The bad news bear groups include natural resources, technology and many international companies. Cramer suggested investors not go anywhere near those groups.
"Some gains have to be missed because they're just too risky. Fortunately, there are enough solid choices from these groups to start some positions that make sense here," Cramer said. (Tweet This)
Cramer's No. 1 concern right now is being able to put money to work to buy stocks of companies that investors like, at prices they like. Meaning, he's not concerned with an instant profit.
However if you are an investor who does not have the time or inclination to pick an individual stock, then Cramer recommended to buy a dividend-oriented mutual fund or ETF with higher yielding characteristics.
And for those investors who do not have the time or inclination to look for those funds, then Cramer recommended a plain old S&P 500 index fund.
But do not put all of your money to work at once. Cramer recommended that only a quarter should be invested right now for investors who are sitting on cash.
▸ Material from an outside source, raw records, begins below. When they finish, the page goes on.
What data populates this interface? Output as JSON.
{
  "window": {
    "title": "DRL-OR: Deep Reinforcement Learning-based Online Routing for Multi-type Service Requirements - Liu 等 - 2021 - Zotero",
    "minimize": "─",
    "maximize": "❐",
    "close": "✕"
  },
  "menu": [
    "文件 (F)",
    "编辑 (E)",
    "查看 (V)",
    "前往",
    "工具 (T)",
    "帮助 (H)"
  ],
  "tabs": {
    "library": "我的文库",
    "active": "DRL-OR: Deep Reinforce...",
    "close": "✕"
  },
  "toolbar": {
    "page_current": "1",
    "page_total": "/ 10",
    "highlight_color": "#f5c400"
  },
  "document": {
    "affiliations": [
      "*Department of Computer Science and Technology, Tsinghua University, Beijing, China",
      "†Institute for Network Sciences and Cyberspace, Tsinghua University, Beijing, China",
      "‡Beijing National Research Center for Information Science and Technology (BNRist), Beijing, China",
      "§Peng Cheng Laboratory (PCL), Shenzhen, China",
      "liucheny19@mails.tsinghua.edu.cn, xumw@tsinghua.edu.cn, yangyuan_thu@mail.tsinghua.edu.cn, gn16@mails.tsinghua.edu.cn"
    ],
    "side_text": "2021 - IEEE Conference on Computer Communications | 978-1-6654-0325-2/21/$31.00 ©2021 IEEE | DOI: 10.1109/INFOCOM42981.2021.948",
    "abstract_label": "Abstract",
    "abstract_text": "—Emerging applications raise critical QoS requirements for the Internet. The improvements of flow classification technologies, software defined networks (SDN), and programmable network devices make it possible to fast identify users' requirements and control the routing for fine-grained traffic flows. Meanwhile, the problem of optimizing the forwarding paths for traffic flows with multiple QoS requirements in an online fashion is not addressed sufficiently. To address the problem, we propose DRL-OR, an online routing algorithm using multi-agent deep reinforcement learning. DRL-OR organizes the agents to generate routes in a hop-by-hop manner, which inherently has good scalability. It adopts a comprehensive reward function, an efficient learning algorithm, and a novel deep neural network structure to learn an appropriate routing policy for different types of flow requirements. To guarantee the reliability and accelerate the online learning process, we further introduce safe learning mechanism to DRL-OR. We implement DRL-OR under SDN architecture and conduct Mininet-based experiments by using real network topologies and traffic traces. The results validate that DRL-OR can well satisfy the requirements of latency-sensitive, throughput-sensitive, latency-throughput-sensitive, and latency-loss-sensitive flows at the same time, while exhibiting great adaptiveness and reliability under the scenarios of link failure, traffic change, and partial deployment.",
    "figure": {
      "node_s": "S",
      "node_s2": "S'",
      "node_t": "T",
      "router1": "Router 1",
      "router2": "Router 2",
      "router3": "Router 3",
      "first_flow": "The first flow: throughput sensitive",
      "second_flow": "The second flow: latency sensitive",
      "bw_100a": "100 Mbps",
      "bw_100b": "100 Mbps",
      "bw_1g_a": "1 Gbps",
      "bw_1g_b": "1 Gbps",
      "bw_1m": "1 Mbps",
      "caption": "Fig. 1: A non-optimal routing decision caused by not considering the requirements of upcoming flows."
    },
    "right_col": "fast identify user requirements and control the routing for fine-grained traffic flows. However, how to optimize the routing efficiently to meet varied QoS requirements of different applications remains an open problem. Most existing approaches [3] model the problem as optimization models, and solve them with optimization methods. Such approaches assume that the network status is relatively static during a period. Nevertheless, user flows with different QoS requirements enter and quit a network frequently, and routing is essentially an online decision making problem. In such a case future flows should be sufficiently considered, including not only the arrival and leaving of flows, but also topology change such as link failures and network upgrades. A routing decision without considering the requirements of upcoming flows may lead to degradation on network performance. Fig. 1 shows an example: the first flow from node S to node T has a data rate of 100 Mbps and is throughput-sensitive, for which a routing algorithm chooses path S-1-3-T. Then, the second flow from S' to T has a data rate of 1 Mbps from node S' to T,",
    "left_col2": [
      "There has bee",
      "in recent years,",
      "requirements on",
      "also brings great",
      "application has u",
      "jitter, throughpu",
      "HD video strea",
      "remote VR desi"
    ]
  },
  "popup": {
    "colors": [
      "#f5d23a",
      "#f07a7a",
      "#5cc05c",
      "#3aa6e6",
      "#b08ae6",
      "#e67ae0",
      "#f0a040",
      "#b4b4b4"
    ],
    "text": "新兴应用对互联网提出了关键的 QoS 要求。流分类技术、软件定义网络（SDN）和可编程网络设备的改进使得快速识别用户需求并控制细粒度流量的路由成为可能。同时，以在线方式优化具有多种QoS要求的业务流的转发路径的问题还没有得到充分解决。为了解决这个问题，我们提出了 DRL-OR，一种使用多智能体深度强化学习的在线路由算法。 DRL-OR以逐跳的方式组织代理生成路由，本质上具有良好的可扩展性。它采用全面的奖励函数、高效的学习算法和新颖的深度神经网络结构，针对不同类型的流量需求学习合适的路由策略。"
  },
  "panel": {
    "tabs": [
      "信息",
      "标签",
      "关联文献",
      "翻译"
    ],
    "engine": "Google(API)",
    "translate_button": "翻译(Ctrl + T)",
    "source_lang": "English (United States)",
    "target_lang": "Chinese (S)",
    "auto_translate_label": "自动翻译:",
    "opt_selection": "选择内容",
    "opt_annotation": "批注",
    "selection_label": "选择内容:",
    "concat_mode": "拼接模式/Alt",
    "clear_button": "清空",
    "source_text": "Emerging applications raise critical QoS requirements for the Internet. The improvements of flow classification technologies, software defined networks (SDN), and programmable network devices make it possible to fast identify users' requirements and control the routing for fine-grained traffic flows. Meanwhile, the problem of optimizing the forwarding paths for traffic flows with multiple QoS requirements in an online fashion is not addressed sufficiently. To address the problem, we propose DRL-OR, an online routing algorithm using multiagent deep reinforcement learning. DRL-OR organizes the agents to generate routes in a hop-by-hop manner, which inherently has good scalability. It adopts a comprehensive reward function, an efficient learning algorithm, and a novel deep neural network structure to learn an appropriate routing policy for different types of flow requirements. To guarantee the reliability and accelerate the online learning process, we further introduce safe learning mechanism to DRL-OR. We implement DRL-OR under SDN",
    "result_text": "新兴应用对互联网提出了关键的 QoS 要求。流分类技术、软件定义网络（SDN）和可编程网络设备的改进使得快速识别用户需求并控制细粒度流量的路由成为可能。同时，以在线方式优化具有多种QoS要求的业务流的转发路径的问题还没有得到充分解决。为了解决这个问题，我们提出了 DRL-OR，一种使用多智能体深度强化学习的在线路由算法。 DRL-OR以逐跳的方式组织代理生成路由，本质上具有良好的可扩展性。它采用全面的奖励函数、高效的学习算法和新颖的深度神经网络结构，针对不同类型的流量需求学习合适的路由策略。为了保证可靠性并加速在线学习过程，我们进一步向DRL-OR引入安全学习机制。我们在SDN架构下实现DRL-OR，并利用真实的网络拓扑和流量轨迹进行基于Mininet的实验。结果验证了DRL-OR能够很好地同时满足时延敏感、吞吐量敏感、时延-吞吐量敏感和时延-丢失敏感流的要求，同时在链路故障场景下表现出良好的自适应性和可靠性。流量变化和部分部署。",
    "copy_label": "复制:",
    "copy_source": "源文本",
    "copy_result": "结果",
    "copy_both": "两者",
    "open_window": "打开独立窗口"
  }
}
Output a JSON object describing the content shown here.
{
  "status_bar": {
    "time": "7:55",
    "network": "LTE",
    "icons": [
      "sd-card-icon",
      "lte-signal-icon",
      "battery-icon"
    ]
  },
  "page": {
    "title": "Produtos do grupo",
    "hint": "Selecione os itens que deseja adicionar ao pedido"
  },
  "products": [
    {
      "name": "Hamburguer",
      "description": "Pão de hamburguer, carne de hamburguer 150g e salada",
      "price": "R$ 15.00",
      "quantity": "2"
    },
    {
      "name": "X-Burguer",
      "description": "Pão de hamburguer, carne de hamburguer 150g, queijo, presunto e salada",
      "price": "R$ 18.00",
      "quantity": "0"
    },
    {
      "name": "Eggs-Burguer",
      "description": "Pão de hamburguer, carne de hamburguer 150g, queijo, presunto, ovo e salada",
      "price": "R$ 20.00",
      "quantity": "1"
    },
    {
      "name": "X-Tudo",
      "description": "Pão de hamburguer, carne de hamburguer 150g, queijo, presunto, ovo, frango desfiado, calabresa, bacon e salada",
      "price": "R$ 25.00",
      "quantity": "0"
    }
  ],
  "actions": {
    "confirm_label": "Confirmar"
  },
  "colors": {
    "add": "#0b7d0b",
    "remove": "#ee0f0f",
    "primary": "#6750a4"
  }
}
Wait and see what the market does first. (Tweet This)
For the investors are interested in picking individual stocks, Cramer thinks a diversified portfolio with growth, dividends, domestic securities and one hyper-growth stock could be the right balance.
After Monday's rollercoaster of a decline Cramer saw many of the fastest growing stocks out there, like Disney and Google, were torn to shreds.
That is why Cramer took the time to explain the difficulties of owning a turbo-charged growth stock in a bear market. He used Wayfair as an example, the once red-hot home furnishings retailer that is still up for the year despite Monday's collapse.
Wayfair recently reported the best quarter of any growth stock that Cramer follows, sending the stock soaring 28 percent. But since then, the stock has fallen off a cliff, dropping to $41 on Monday from $53 the day it reported.
Ultimately, if Wayfair can report the best quarter out of any growth name in 2015 and still lose 22 percent of its value in a little more than a week, then it makes Cramer worry about how every other stock in the group will hold up.
"It's a huge and glaring reminder that nobody ever got hurt taking a profit," Cramer said.
However Cramer wonders if he is being too optimistic that he thinks the best thing for investors to do amid the market selloff is to simply stay the course.
Cramer thinks that the market is closer to the bottom than many would believe, but Mark Sebastian does not agree. Sebastian, the founder of OptionPit.com and colleague of Cramer's at RealMoney.com, thinks you should be very scared.
The volatility index is also known as the VIX, or fear gauge, because it is often used to measure the overall level of terror in the stock market.
Sebastian is worried because of the waving red flags he is seeing in the VIX; he thinks many professional VIX watchers are underestimating the danger since the VIX has been so placid in the past three years.
The main concern is something called recency bias, where people assume that trends from the recent past are permanent and will continue into the future.
Ultimately, Sebastian believes that this selloff is not like the other declines that the market has seen in recent years—he believes that it has the potential to be worse.
"As for me, I think that view is too negative. I'm much more sanguine than Sebastian, but I wouldn't be doing my job if I didn't bring his cautionary tale to your attention and I respect his work enough that I'm not saying to buy with both feet," Cramer added.
In the Lightning Round, Cramer gave his take on a few caller-favorite stocks:
Icahn Enterprises: "This is a tough one because they've got a lot of stocks that I don't really care for, but I really care for Carl Icahn. It has a 9 percent yield but it's down 30 percent. I think it's okay. It's kind of a mutual fund of stuff that I'm not that crazy about, but I sure am crazy about the man who is the chairman."
Sysco Foods: "I like the fact that Nelson Peltz's people have joined the board. The problem is the stock has just had a very big run after the U.S. Food deal fell apart. It yields 3 percent. I would leg into this one, not aggressive, but it is good that Trian is on the board."